On behalf of private telecom operators, Cellular Operators Association of India (COAI) has written a letter to Telecom Regulatory Authority of India (TRAI) raising concerns over Whatsapps plans to launch voice services over Internet services.
Recently, WhatsApp CEO Jan Koum had announced that it intends to launch voice calling services in the first quarter of 2015, which would be completely free.
With more than 600 million monthly active users, WhatsApp has already made a hole in telecom operator's revenue.
“Hence, companies offering OTT voice services, without holding a telecom license in India, would essentially violate and circumvent Indian telecom licensing provisions and provide services that are otherwise only permitted under a telecom license,” Rajan S Mathews, Director General, Cellular Operators Association of India (COAI) said to TRAI.
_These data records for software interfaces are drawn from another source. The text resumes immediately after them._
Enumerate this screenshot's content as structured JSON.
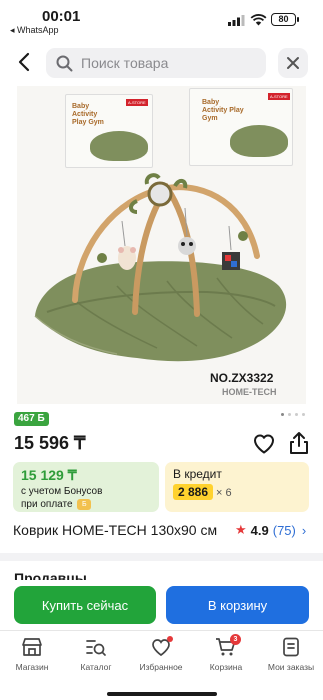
{
  "status_bar": {
    "time": "00:01",
    "back_app": "◂ WhatsApp",
    "battery": "80"
  },
  "search": {
    "placeholder": "Поиск товара"
  },
  "product_image": {
    "model": "NO.ZX3322",
    "brand": "HOME-TECH",
    "box_title": "Baby Activity Play Gym",
    "sticker": "A-STORE",
    "image_count": 4,
    "active_image": 1
  },
  "bonus_badge": "467 Б",
  "price": "15 596 ₸",
  "bonus_card": {
    "amount": "15 129 ₸",
    "line1": "с учетом Бонусов",
    "line2": "при оплате",
    "coin": "Б"
  },
  "credit_card": {
    "title": "В кредит",
    "installment": "2 886",
    "multiplier": "× 6"
  },
  "product_title": "Коврик HOME-TECH 130x90 см",
  "rating": {
    "value": "4.9",
    "count": "(75)"
  },
  "sellers_heading": "Продавцы",
  "actions": {
    "buy_now": "Купить сейчас",
    "add_to_cart": "В корзину"
  },
  "tabbar": {
    "items": [
      {
        "label": "Магазин",
        "icon": "shop-icon"
      },
      {
        "label": "Каталог",
        "icon": "catalog-icon"
      },
      {
        "label": "Избранное",
        "icon": "heart-icon"
      },
      {
        "label": "Корзина",
        "icon": "cart-icon",
        "badge": "3"
      },
      {
        "label": "Мои заказы",
        "icon": "orders-icon"
      }
    ]
  },
  "colors": {
    "green": "#22a43a",
    "blue": "#1f6fe0",
    "red": "#e5393a",
    "yellow": "#ffd22e",
    "mat": "#7f8f5d"
  }
}
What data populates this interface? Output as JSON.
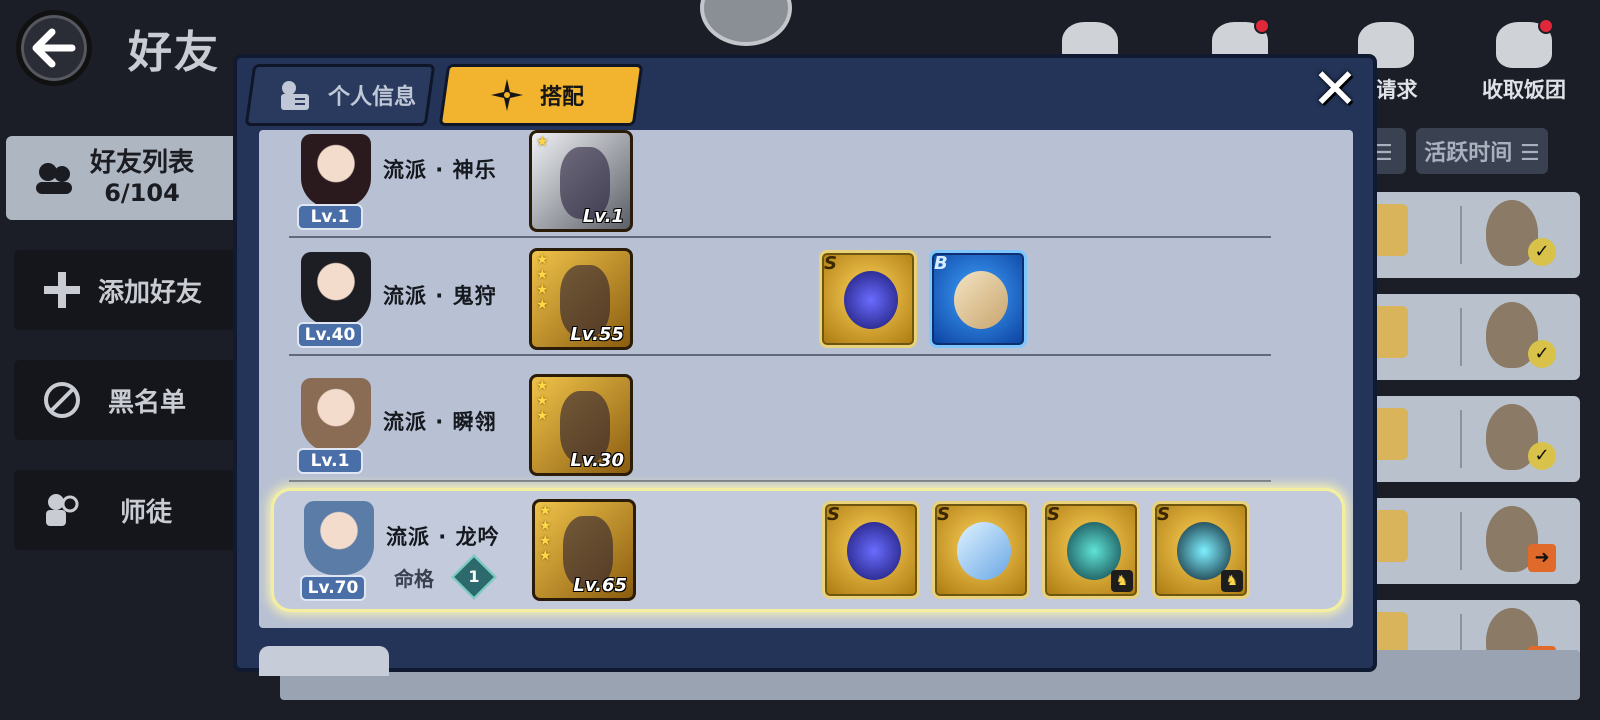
{
  "page": {
    "title": "好友",
    "back_icon": "back-arrow-icon"
  },
  "top_icons": [
    {
      "label": "",
      "icon": "group-icon",
      "has_dot": false
    },
    {
      "label": "",
      "icon": "friend-request-icon",
      "has_dot": true
    },
    {
      "label": "友请求",
      "icon": "soap-icon",
      "has_dot": false
    },
    {
      "label": "收取饭团",
      "icon": "rice-ball-icon",
      "has_dot": true
    }
  ],
  "sidebar": {
    "items": [
      {
        "label": "好友列表",
        "count": "6/104",
        "icon": "friends-icon",
        "active": true
      },
      {
        "label": "添加好友",
        "icon": "plus-icon",
        "active": false
      },
      {
        "label": "黑名单",
        "icon": "block-icon",
        "active": false
      },
      {
        "label": "师徒",
        "icon": "mentor-icon",
        "active": false
      }
    ]
  },
  "list_headers": [
    {
      "label": "度 ☰"
    },
    {
      "label": "活跃时间 ☰"
    }
  ],
  "right_rows": [
    {
      "status": "check"
    },
    {
      "status": "check"
    },
    {
      "status": "check"
    },
    {
      "status": "arrow"
    },
    {
      "status": "arrow"
    }
  ],
  "modal": {
    "tabs": [
      {
        "label": "个人信息",
        "icon": "profile-card-icon",
        "active": false
      },
      {
        "label": "搭配",
        "icon": "shuriken-icon",
        "active": true
      }
    ],
    "close_label": "✕",
    "rows": [
      {
        "style": "流派 · 神乐",
        "level": "Lv.1",
        "mingge": "",
        "portrait_color": "#2a1a1e",
        "weapon": {
          "level": "Lv.1",
          "stars": 1,
          "theme": "silver"
        },
        "equips": []
      },
      {
        "style": "流派 · 鬼狩",
        "level": "Lv.40",
        "mingge": "",
        "portrait_color": "#1d1d24",
        "weapon": {
          "level": "Lv.55",
          "stars": 4,
          "theme": "gold"
        },
        "equips": [
          {
            "grade": "S",
            "theme": "gold",
            "core": "orb"
          },
          {
            "grade": "B",
            "theme": "blue",
            "core": "scroll"
          }
        ]
      },
      {
        "style": "流派 · 瞬翎",
        "level": "Lv.1",
        "mingge": "",
        "portrait_color": "#8a6c55",
        "weapon": {
          "level": "Lv.30",
          "stars": 3,
          "theme": "gold"
        },
        "equips": []
      },
      {
        "style": "流派 · 龙吟",
        "level": "Lv.70",
        "mingge": "命格",
        "mingge_value": "1",
        "portrait_color": "#5b7ca6",
        "weapon": {
          "level": "Lv.65",
          "stars": 4,
          "theme": "gold"
        },
        "equips": [
          {
            "grade": "S",
            "theme": "gold",
            "core": "orb"
          },
          {
            "grade": "S",
            "theme": "gold",
            "core": "crystal"
          },
          {
            "grade": "S",
            "theme": "gold",
            "core": "ring"
          },
          {
            "grade": "S",
            "theme": "gold",
            "core": "shuriken"
          }
        ]
      }
    ]
  },
  "colors": {
    "background": "#1b1e27",
    "modal_bg": "#233458",
    "active_tab": "#f2b32e",
    "panel": "#b8c1d3",
    "highlight": "#f4efa0",
    "level_pill": "#4a6fa8"
  }
}
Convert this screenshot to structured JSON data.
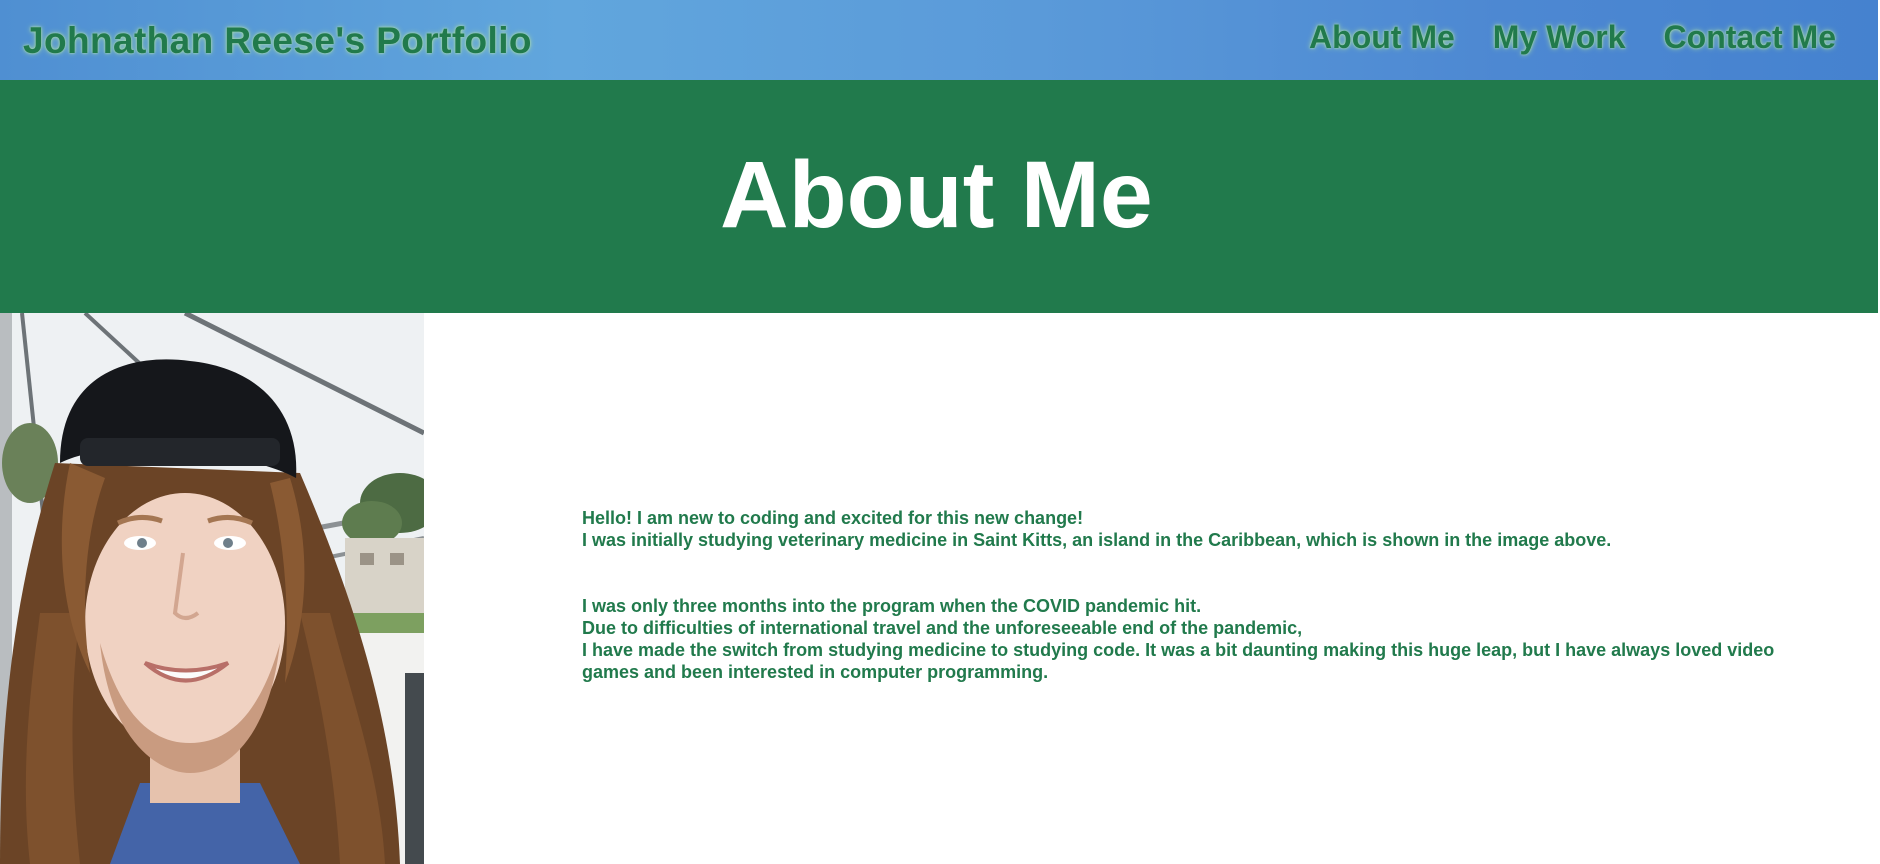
{
  "header": {
    "title": "Johnathan Reese's Portfolio",
    "nav": [
      {
        "label": "About Me"
      },
      {
        "label": "My Work"
      },
      {
        "label": "Contact Me"
      }
    ]
  },
  "hero": {
    "title": "About Me"
  },
  "portrait": {
    "alt": "photo of Johnathan Reese"
  },
  "about": {
    "paragraphs": [
      {
        "lines": [
          "Hello! I am new to coding and excited for this new change!",
          "I was initially studying veterinary medicine in Saint Kitts, an island in the Caribbean, which is shown in the image above."
        ]
      },
      {
        "lines": [
          "I was only three months into the program when the COVID pandemic hit.",
          "Due to difficulties of international travel and the unforeseeable end of the pandemic,",
          "I have made the switch from studying medicine to studying code. It was a bit daunting making this huge leap, but I have always loved video games and been interested in computer programming."
        ]
      }
    ]
  },
  "colors": {
    "brand_green": "#217a4c",
    "header_blue": "#5a9ad9",
    "hero_text": "#ffffff"
  }
}
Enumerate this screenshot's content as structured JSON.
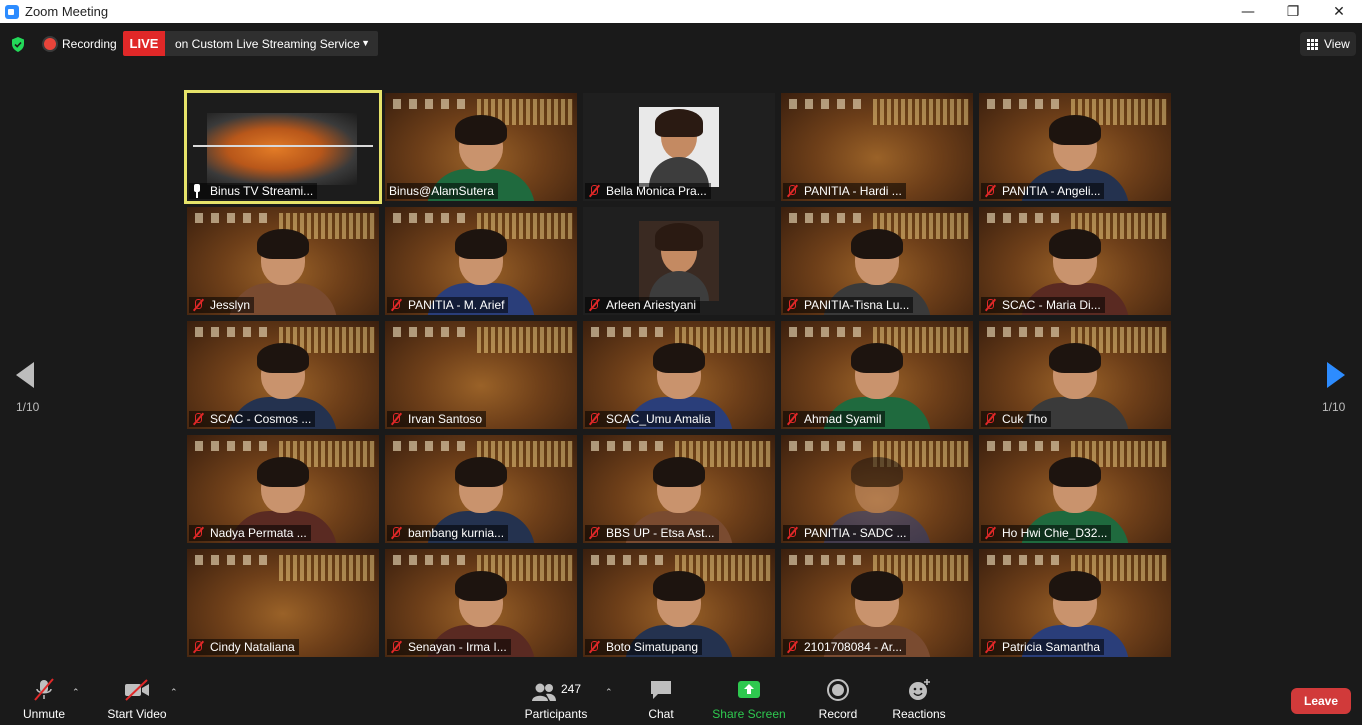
{
  "window": {
    "title": "Zoom Meeting",
    "minimize": "—",
    "restore": "❐",
    "close": "✕"
  },
  "topbar": {
    "recording_label": "Recording",
    "live_label": "LIVE",
    "live_service": "on Custom Live Streaming Service",
    "view_label": "View"
  },
  "gallery": {
    "page_left": "1/10",
    "page_right": "1/10",
    "tiles": [
      {
        "name": "Binus TV Streami...",
        "muted": false,
        "pinned": true,
        "kind": "stream"
      },
      {
        "name": "Binus@AlamSutera",
        "muted": false,
        "kind": "person"
      },
      {
        "name": "Bella Monica Pra...",
        "muted": true,
        "kind": "photo"
      },
      {
        "name": "PANITIA - Hardi ...",
        "muted": true,
        "kind": "empty"
      },
      {
        "name": "PANITIA - Angeli...",
        "muted": true,
        "kind": "person"
      },
      {
        "name": "Jesslyn",
        "muted": true,
        "kind": "person"
      },
      {
        "name": "PANITIA - M. Arief",
        "muted": true,
        "kind": "person"
      },
      {
        "name": "Arleen Ariestyani",
        "muted": true,
        "kind": "photo"
      },
      {
        "name": "PANITIA-Tisna Lu...",
        "muted": true,
        "kind": "person"
      },
      {
        "name": "SCAC - Maria Di...",
        "muted": true,
        "kind": "person"
      },
      {
        "name": "SCAC - Cosmos ...",
        "muted": true,
        "kind": "person"
      },
      {
        "name": "Irvan Santoso",
        "muted": true,
        "kind": "empty"
      },
      {
        "name": "SCAC_Umu Amalia",
        "muted": true,
        "kind": "person"
      },
      {
        "name": "Ahmad Syamil",
        "muted": true,
        "kind": "person"
      },
      {
        "name": "Cuk Tho",
        "muted": true,
        "kind": "person"
      },
      {
        "name": "Nadya Permata ...",
        "muted": true,
        "kind": "person"
      },
      {
        "name": "bambang kurnia...",
        "muted": true,
        "kind": "person"
      },
      {
        "name": "BBS UP - Etsa Ast...",
        "muted": true,
        "kind": "person"
      },
      {
        "name": "PANITIA - SADC ...",
        "muted": true,
        "kind": "room"
      },
      {
        "name": "Ho Hwi Chie_D32...",
        "muted": true,
        "kind": "person"
      },
      {
        "name": "Cindy Nataliana",
        "muted": true,
        "kind": "empty"
      },
      {
        "name": "Senayan - Irma I...",
        "muted": true,
        "kind": "person"
      },
      {
        "name": "Boto Simatupang",
        "muted": true,
        "kind": "person"
      },
      {
        "name": "2101708084 - Ar...",
        "muted": true,
        "kind": "person"
      },
      {
        "name": "Patricia Samantha",
        "muted": true,
        "kind": "person"
      }
    ]
  },
  "toolbar": {
    "unmute": "Unmute",
    "start_video": "Start Video",
    "participants": "Participants",
    "participant_count": "247",
    "chat": "Chat",
    "share_screen": "Share Screen",
    "record": "Record",
    "reactions": "Reactions",
    "leave": "Leave"
  },
  "colors": {
    "live": "#e02828",
    "share": "#2ec84f",
    "leave": "#d13a3a",
    "active_speaker": "#e6e36a",
    "next_page": "#2d8cff"
  }
}
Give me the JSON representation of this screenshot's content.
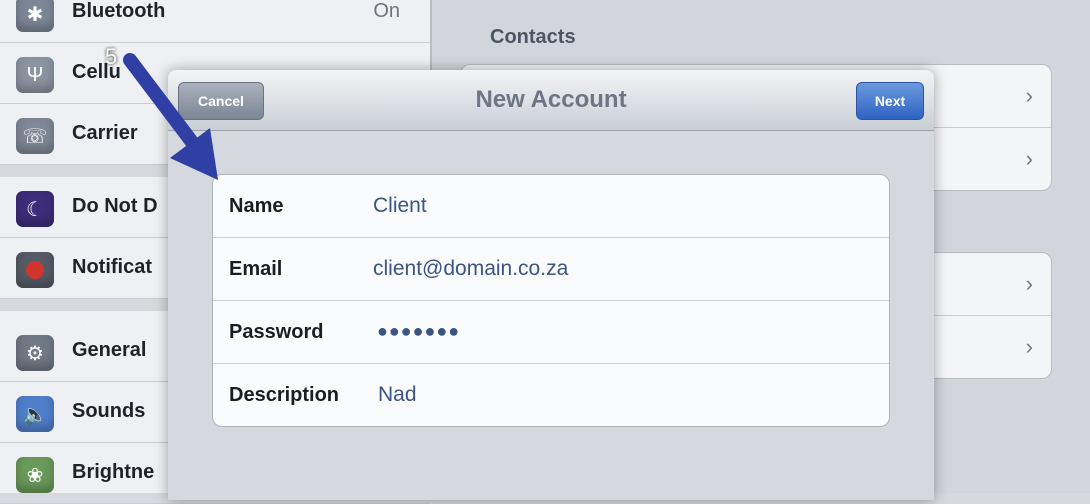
{
  "sidebar": {
    "items": [
      {
        "label": "Bluetooth",
        "value": "On",
        "icon": "bluetooth-icon"
      },
      {
        "label": "Cellu",
        "icon": "cellular-icon"
      },
      {
        "label": "Carrier",
        "icon": "carrier-phone-icon"
      },
      {
        "label": "Do Not D",
        "icon": "do-not-disturb-moon-icon"
      },
      {
        "label": "Notificat",
        "icon": "notifications-icon"
      },
      {
        "label": "General",
        "icon": "general-gear-icon"
      },
      {
        "label": "Sounds",
        "icon": "sounds-speaker-icon"
      },
      {
        "label": "Brightne",
        "icon": "brightness-flower-icon"
      }
    ]
  },
  "right_panel": {
    "heading": "Contacts"
  },
  "modal": {
    "title": "New Account",
    "cancel_label": "Cancel",
    "next_label": "Next",
    "fields": [
      {
        "label": "Name",
        "value": "Client"
      },
      {
        "label": "Email",
        "value": "client@domain.co.za"
      },
      {
        "label": "Password",
        "value": "●●●●●●●"
      },
      {
        "label": "Description",
        "value": "Nad"
      }
    ]
  },
  "annotation": {
    "step_number": "5",
    "arrow_color": "#2f3fa3"
  }
}
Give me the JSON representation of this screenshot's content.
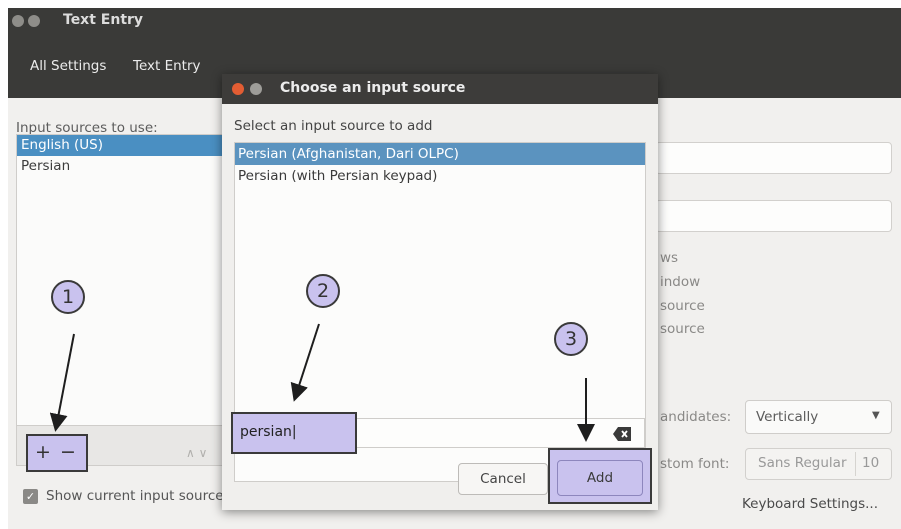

“Whatsapp has become a virtual network provider without any license and allied permissions bypassing number allocations, security norms, routing norms since it is using the Mobile Station International Subscriber Directory Number (MSISDNs) for switching and interconnection,” said Mathews.
He further added, “Allowing the use of VoIP/ Internet telephony at such massive scale without licensing regime would lead to a significant disruption in the existing business of Telecom Service Providers and can substantially derail their investment capability.”
The service currently has more than 600 million monthly active users in India,which is almost double the subscribers of Hike which comes at distant second position.
The TSPs are already suffering because of such VoIPs as free messaging and calls has become a norm of the day. He further added, Such a situation would jeopardise the national objective of affordable and ubiquitous telephony and broadband access across the country. Further, such an arrangement would also constitute a significant loss of revenues for the exchequer. Lastly, Internet telephony is a licensed service permitted only under ISP or Unified License granted under the Indian Telegraph Act.
Telecom operators and OTT players have always been at wars globally, some more open than the rest. Whatsapp's recent move to start calling services seems to have hit operators in India hard and they are frantically looking at ways to defend. While Airtel decided to silently charge differentially for VoIP causing a roar across the country, rest of the operators have knocked on the doors of the regulators.
One of the key points that the operatos are missing or rather want to hide is that revenues from Data is and would be growing exponentially in the coming months. Operators are rather acting greedy and want to pocket the newer revenues along with the existing voice revenues.